**How to complete this task**. Exact copy, no pictures: return all the records as they stand.

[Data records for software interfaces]
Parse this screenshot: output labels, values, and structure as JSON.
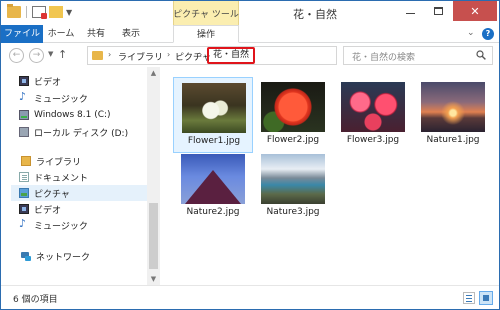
{
  "window": {
    "title": "花・自然",
    "context_tab_group": "ピクチャ ツール"
  },
  "ribbon": {
    "tabs": [
      {
        "label": "ファイル"
      },
      {
        "label": "ホーム"
      },
      {
        "label": "共有"
      },
      {
        "label": "表示"
      },
      {
        "label": "操作"
      }
    ],
    "help_label": "?"
  },
  "address": {
    "crumbs": [
      "ライブラリ",
      "ピクチャ"
    ],
    "current": "花・自然"
  },
  "search": {
    "placeholder": "花・自然の検索"
  },
  "nav_pane": {
    "items": [
      {
        "label": "ビデオ",
        "icon": "video-icon"
      },
      {
        "label": "ミュージック",
        "icon": "music-icon"
      },
      {
        "label": "Windows 8.1 (C:)",
        "icon": "drive-icon"
      },
      {
        "label": "ローカル ディスク (D:)",
        "icon": "drive-icon"
      },
      {
        "label": "ライブラリ",
        "icon": "libraries-icon"
      },
      {
        "label": "ドキュメント",
        "icon": "documents-icon"
      },
      {
        "label": "ピクチャ",
        "icon": "pictures-icon",
        "selected": true
      },
      {
        "label": "ビデオ",
        "icon": "video-icon"
      },
      {
        "label": "ミュージック",
        "icon": "music-icon"
      },
      {
        "label": "ネットワーク",
        "icon": "network-icon"
      }
    ]
  },
  "files": [
    {
      "name": "Flower1.jpg",
      "selected": true
    },
    {
      "name": "Flower2.jpg"
    },
    {
      "name": "Flower3.jpg"
    },
    {
      "name": "Nature1.jpg"
    },
    {
      "name": "Nature2.jpg"
    },
    {
      "name": "Nature3.jpg"
    }
  ],
  "status": {
    "count": "6 個の項目"
  },
  "colors": {
    "accent": "#1a6fc5",
    "context_tab": "#fbeeb0",
    "highlight_border": "#e0141b",
    "selection": "#e5f3ff"
  }
}
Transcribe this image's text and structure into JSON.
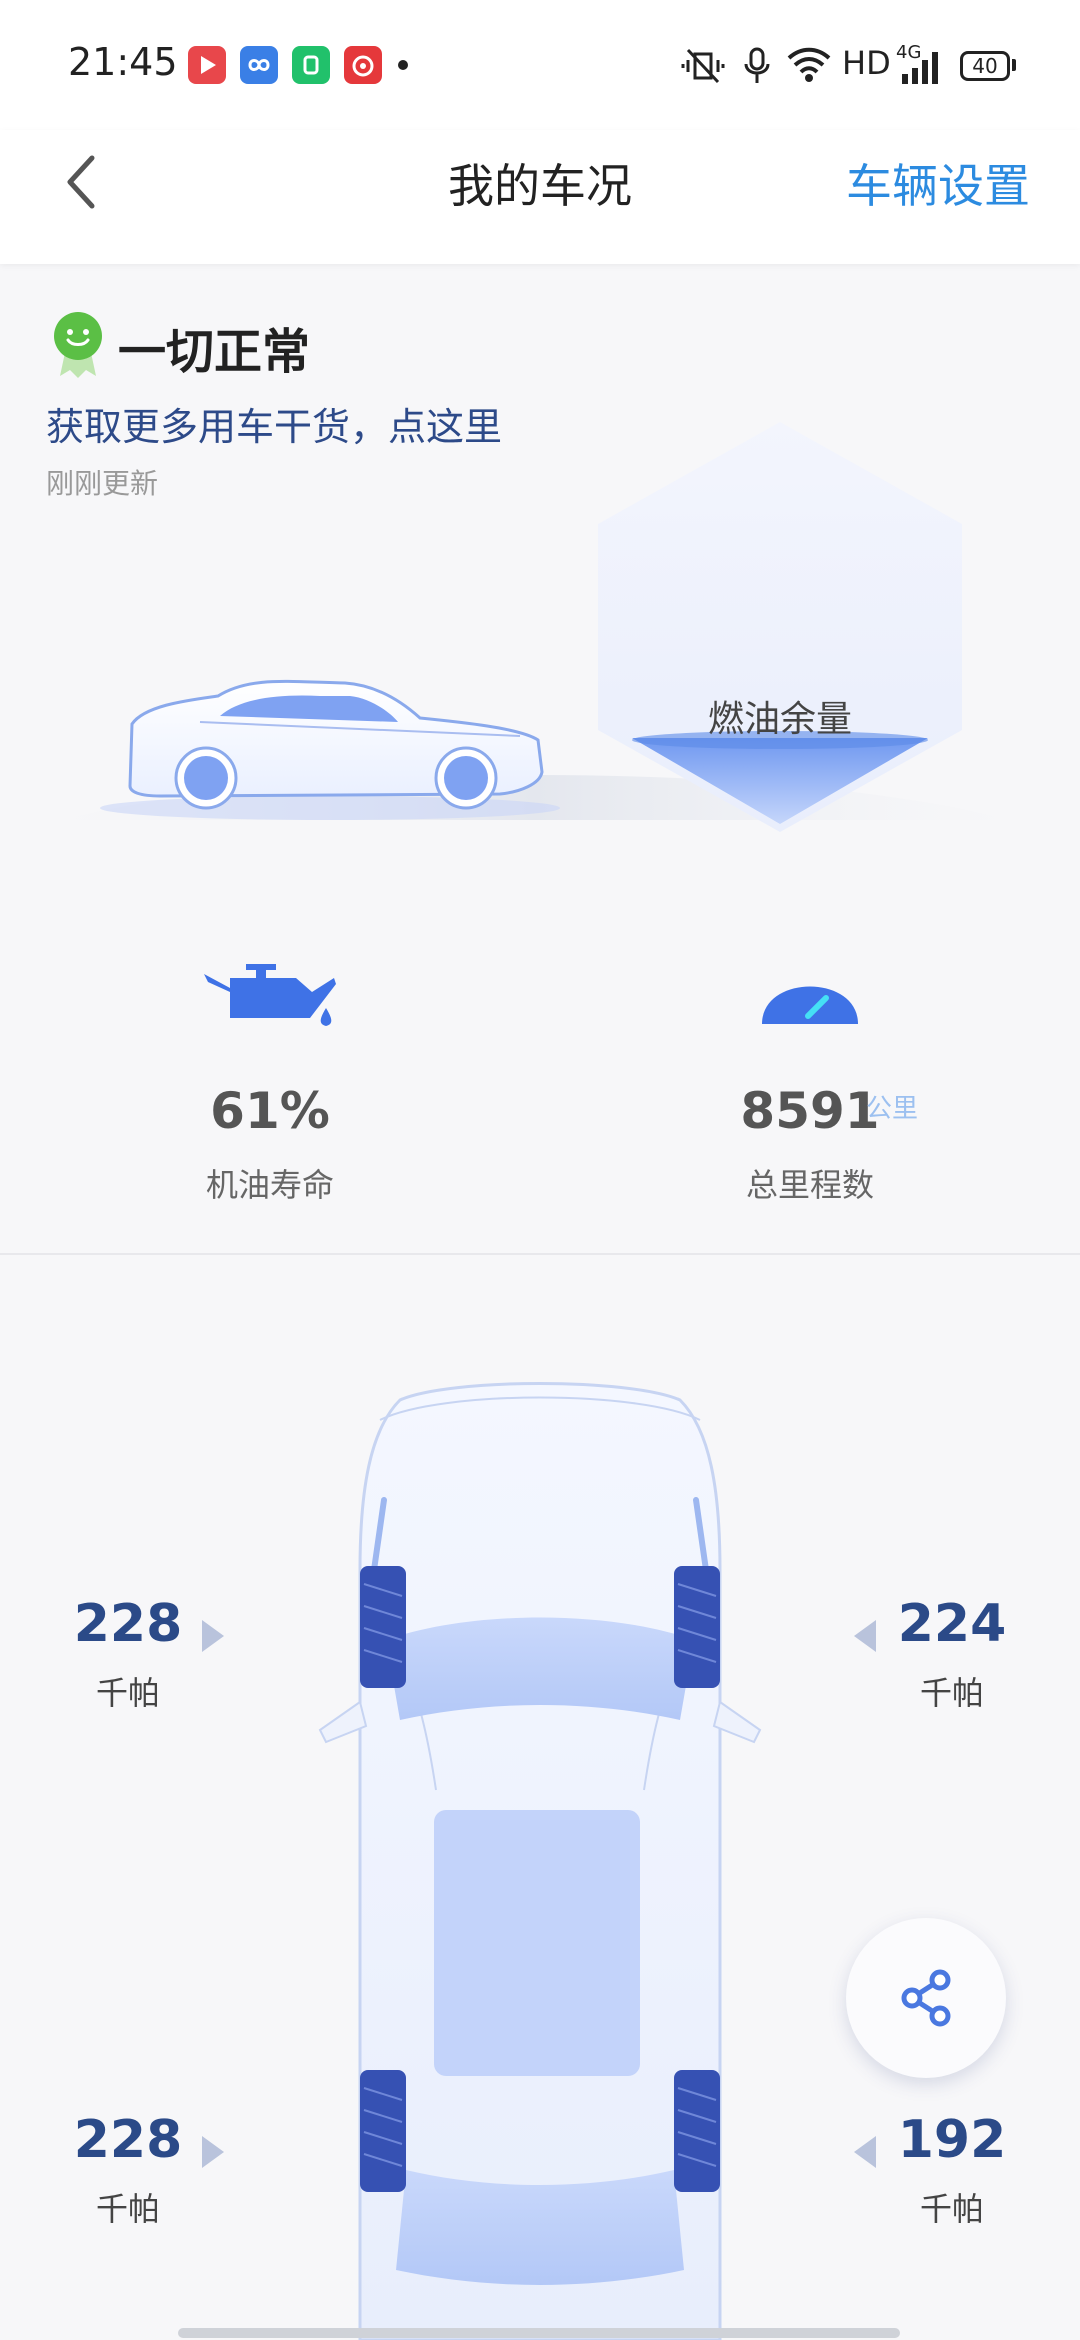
{
  "statusbar": {
    "time": "21:45",
    "hd": "HD",
    "network": "4G",
    "battery": "40",
    "app_icons": [
      {
        "icon": "video-app-icon",
        "color": "#e8474b"
      },
      {
        "icon": "infinity-app-icon",
        "color": "#3a7fe6"
      },
      {
        "icon": "green-app-icon",
        "color": "#21c16b"
      },
      {
        "icon": "music-app-icon",
        "color": "#e5383b"
      }
    ]
  },
  "nav": {
    "title": "我的车况",
    "action": "车辆设置"
  },
  "status": {
    "title": "一切正常",
    "link": "获取更多用车干货，点这里",
    "updated": "刚刚更新",
    "fuel_label": "燃油余量"
  },
  "stats": {
    "oil": {
      "value": "61%",
      "label": "机油寿命"
    },
    "mileage": {
      "value": "8591",
      "unit": "公里",
      "label": "总里程数"
    }
  },
  "tires": {
    "front_left": {
      "value": "228",
      "unit": "千帕"
    },
    "front_right": {
      "value": "224",
      "unit": "千帕"
    },
    "rear_left": {
      "value": "228",
      "unit": "千帕"
    },
    "rear_right": {
      "value": "192",
      "unit": "千帕"
    }
  },
  "colors": {
    "accent": "#2c8be0",
    "tire_text": "#2b4a88",
    "link": "#2d4a89"
  }
}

**Task output**.
Parse this screenshot: output labels, values, and structure as JSON.
{
  "window": {
    "title": "花・自然",
    "context_tab_group": "ピクチャ ツール"
  },
  "ribbon": {
    "tabs": [
      {
        "label": "ファイル"
      },
      {
        "label": "ホーム"
      },
      {
        "label": "共有"
      },
      {
        "label": "表示"
      },
      {
        "label": "操作"
      }
    ],
    "help_label": "?"
  },
  "address": {
    "crumbs": [
      "ライブラリ",
      "ピクチャ"
    ],
    "current": "花・自然"
  },
  "search": {
    "placeholder": "花・自然の検索"
  },
  "nav_pane": {
    "items": [
      {
        "label": "ビデオ",
        "icon": "video-icon"
      },
      {
        "label": "ミュージック",
        "icon": "music-icon"
      },
      {
        "label": "Windows 8.1 (C:)",
        "icon": "drive-icon"
      },
      {
        "label": "ローカル ディスク (D:)",
        "icon": "drive-icon"
      },
      {
        "label": "ライブラリ",
        "icon": "libraries-icon"
      },
      {
        "label": "ドキュメント",
        "icon": "documents-icon"
      },
      {
        "label": "ピクチャ",
        "icon": "pictures-icon",
        "selected": true
      },
      {
        "label": "ビデオ",
        "icon": "video-icon"
      },
      {
        "label": "ミュージック",
        "icon": "music-icon"
      },
      {
        "label": "ネットワーク",
        "icon": "network-icon"
      }
    ]
  },
  "files": [
    {
      "name": "Flower1.jpg",
      "selected": true
    },
    {
      "name": "Flower2.jpg"
    },
    {
      "name": "Flower3.jpg"
    },
    {
      "name": "Nature1.jpg"
    },
    {
      "name": "Nature2.jpg"
    },
    {
      "name": "Nature3.jpg"
    }
  ],
  "status": {
    "count": "6 個の項目"
  },
  "colors": {
    "accent": "#1a6fc5",
    "context_tab": "#fbeeb0",
    "highlight_border": "#e0141b",
    "selection": "#e5f3ff"
  }
}
Transcribe this image's text and structure into JSON.
{
  "statusbar": {
    "time": "21:45",
    "hd": "HD",
    "network": "4G",
    "battery": "40",
    "app_icons": [
      {
        "icon": "video-app-icon",
        "color": "#e8474b"
      },
      {
        "icon": "infinity-app-icon",
        "color": "#3a7fe6"
      },
      {
        "icon": "green-app-icon",
        "color": "#21c16b"
      },
      {
        "icon": "music-app-icon",
        "color": "#e5383b"
      }
    ]
  },
  "nav": {
    "title": "我的车况",
    "action": "车辆设置"
  },
  "status": {
    "title": "一切正常",
    "link": "获取更多用车干货，点这里",
    "updated": "刚刚更新",
    "fuel_label": "燃油余量"
  },
  "stats": {
    "oil": {
      "value": "61%",
      "label": "机油寿命"
    },
    "mileage": {
      "value": "8591",
      "unit": "公里",
      "label": "总里程数"
    }
  },
  "tires": {
    "front_left": {
      "value": "228",
      "unit": "千帕"
    },
    "front_right": {
      "value": "224",
      "unit": "千帕"
    },
    "rear_left": {
      "value": "228",
      "unit": "千帕"
    },
    "rear_right": {
      "value": "192",
      "unit": "千帕"
    }
  },
  "colors": {
    "accent": "#2c8be0",
    "tire_text": "#2b4a88",
    "link": "#2d4a89"
  }
}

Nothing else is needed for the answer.